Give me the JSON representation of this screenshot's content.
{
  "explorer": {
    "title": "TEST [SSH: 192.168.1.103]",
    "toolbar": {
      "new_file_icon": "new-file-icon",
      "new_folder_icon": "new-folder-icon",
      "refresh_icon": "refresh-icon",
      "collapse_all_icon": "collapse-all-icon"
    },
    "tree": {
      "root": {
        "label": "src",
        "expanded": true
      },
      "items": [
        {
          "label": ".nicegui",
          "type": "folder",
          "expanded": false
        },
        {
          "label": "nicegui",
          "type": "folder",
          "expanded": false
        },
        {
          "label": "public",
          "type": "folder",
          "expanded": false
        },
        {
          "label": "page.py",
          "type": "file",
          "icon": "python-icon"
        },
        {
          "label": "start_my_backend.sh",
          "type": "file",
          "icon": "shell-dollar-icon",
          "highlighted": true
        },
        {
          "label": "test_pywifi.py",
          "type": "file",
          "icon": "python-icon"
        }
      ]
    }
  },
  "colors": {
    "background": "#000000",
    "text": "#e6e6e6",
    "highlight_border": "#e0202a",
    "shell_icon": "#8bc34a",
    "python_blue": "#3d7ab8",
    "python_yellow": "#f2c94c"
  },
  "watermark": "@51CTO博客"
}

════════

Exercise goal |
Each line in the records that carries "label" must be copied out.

The answer |
        "label": "src",
          "label": ".nicegui",
          "label": "nicegui",
          "label": "public",
          "label": "page.py",
          "label": "start_my_backend.sh",
          "label": "test_pywifi.py",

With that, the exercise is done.